You don't see Cromwell's daughters, snatched away by illness, but they are there in reference and in the cracking of Miles's voice when he reads the name of Anne Cromwell, written in his late wife's prayer book. We do see Lizzie Cromwell, played by Olivia Darnley, who is also - amazingly - Mary Boleyn, and we get a strong sense of Cromwell's family life, as we do in the books.
|Photo by Francesco Guidicini|
Only at one point, in Bring up the Bodies, in the scene where Cromwell makes his pact with the Dukes of Suffolk and Norfolk to bring about Anne's downfall, did I feel a lack of sympathy with the main character. And I didn't feel that in the book so maybe there was there a slight loss of nuance.
It apparently took Mike Poulton nine drafts to come up with this masterly transfer from page to stage. You don't sense the effort behind it. He says that members of the audience will miss some favourite scenes and that for me included the peacock-feather Angel wings and the huge Christmas star that so terrified Mark Smeaton when he was shut up with them in Cromwell's house. But the drama worked fine without them and that is the main thing.
The roles of Cromwell's clerk Rafe Sadler and his friend's son, the poet Thomas Wyatt are enlarged to give more opportunity for confidences and a sense of whom Cromwell trusts. And who could have guessed that mousy little Jane Seymour, played by Leah Brotherhead, could be so interesting and savvy? Well, anyone who had read the books, I suppose.
|Ben Miles with Paul Jesson as Cardinal Wolsey|
What you see is the story arc of the rises and falls of reputations and the fatal consequences when Fortune's wheel spins the characters down to the bottom-most part of their circulation. First Cromwell, then Anne Boleyn and of course, when the third book, The Mirror and the Light, comes out (we hope) next year, the whole pattern will be repeated with Cromwell himself. And that must surely be staged as well, completing his remarkable trajectory from blacksmith's boy to Earl of Essex and the most powerful man in England after the king.
After the king. That is the point. We see how Henry can turn on a sixpence (?a groat) when angered by Ambassador Chapuys. He rounds on Cromwell and the blacksmith's boy nearly wallops his monarch. As Henry's reign progresses, we know he will deteriorate into even more fits of temper and irrationality: Cromwell's fate is already written in the stars if not yet on the page.
This is a fine and subtle adaptation. I particularly admired the way in which we saw only the rehearsal for Anne's execution, not the bloody act itself. Almost every choice is the un-obvious, the rejection of sensationalism and horror in this most violent of love stories.

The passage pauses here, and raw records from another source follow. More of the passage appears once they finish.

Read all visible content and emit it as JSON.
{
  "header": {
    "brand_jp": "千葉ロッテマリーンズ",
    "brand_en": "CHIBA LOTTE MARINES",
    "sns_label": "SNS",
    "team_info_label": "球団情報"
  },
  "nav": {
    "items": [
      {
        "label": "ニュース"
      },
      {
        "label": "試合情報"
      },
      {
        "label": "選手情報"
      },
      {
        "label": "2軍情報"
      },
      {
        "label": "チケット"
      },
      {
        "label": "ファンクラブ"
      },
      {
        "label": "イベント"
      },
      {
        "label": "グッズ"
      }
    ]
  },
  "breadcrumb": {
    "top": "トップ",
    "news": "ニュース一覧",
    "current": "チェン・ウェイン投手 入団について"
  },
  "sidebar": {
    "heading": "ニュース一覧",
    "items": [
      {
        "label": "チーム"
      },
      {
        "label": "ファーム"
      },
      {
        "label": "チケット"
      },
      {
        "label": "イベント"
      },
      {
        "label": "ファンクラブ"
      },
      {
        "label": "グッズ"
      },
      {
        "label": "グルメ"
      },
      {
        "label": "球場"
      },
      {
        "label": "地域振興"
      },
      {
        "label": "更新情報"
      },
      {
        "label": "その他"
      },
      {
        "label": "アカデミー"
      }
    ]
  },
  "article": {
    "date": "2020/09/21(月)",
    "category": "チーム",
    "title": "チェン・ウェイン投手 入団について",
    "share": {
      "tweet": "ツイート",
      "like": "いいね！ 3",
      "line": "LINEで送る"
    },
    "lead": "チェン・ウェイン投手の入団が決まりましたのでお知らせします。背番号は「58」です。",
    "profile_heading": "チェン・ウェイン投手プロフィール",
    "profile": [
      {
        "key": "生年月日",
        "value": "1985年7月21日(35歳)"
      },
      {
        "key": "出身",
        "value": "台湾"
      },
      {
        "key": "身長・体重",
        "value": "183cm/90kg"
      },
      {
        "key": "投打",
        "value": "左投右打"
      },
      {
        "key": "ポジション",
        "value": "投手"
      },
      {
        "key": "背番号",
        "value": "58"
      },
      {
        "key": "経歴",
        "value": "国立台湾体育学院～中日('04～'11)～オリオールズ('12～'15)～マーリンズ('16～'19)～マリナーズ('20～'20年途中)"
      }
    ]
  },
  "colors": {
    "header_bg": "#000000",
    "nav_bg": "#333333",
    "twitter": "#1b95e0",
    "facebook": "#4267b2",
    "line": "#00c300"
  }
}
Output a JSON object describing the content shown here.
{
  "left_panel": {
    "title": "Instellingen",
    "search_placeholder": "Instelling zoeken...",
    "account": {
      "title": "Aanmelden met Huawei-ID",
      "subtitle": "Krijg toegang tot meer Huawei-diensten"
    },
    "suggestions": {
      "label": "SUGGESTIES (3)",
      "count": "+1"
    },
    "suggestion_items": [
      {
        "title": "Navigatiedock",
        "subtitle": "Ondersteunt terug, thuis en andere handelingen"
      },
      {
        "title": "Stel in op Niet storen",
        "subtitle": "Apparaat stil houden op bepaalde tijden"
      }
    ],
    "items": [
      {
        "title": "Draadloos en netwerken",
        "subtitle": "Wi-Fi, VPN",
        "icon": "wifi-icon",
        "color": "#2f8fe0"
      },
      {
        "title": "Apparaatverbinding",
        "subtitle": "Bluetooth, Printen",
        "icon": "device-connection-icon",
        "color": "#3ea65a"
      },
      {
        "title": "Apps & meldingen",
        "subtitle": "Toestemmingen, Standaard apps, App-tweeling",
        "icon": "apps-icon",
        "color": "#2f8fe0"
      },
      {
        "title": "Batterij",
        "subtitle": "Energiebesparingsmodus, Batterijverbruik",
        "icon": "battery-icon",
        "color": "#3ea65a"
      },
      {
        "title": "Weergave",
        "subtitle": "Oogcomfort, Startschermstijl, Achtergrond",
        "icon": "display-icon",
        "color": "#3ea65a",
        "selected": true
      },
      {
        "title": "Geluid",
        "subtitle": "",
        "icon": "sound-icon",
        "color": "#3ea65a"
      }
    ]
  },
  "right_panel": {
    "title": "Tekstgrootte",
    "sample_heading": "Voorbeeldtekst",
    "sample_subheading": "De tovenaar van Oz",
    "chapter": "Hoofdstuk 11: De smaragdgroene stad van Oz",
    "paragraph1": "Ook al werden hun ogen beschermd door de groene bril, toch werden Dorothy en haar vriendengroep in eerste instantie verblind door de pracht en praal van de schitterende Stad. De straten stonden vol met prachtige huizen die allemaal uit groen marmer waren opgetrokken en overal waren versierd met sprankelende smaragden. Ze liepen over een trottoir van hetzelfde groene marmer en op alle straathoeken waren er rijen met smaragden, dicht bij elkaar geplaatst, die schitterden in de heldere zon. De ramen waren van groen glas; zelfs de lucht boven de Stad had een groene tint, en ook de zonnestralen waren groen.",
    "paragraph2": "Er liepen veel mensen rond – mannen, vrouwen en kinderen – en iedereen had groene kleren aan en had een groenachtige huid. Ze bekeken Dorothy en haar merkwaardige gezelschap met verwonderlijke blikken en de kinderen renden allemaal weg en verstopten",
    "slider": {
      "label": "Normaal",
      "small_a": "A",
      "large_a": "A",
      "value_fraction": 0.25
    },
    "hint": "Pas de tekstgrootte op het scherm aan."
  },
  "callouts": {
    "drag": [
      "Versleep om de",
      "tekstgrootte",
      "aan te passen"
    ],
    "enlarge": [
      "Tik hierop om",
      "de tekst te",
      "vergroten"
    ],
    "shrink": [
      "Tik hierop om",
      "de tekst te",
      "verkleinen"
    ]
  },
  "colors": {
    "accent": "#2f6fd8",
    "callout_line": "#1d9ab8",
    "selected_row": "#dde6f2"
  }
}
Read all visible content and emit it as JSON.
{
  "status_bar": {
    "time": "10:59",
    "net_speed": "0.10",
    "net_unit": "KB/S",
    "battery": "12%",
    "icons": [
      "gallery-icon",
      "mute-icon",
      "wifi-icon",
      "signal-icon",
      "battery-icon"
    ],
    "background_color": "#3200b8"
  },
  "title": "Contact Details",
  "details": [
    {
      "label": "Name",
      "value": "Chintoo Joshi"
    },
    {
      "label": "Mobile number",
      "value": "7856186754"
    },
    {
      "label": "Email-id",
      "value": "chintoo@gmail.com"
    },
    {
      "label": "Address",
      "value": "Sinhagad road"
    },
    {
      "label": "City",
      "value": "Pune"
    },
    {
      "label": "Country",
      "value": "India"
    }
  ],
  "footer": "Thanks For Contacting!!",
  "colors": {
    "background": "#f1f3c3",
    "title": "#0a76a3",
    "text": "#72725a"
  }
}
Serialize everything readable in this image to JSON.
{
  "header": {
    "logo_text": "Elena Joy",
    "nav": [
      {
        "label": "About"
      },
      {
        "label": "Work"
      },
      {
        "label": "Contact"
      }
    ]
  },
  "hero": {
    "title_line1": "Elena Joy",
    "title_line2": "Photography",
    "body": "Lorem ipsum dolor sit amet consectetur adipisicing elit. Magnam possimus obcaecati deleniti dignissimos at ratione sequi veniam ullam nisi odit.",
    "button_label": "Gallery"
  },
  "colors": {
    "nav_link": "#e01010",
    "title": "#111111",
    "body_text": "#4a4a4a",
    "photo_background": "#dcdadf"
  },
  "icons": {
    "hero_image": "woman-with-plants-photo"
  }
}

And the recurrence of the dead Cardinal was just right, reminding us of one of Cromwell's most powerful attachments, the older man who had, unlike the blacksmith, valued him and treated him well.
Whatever happens, I can't wait.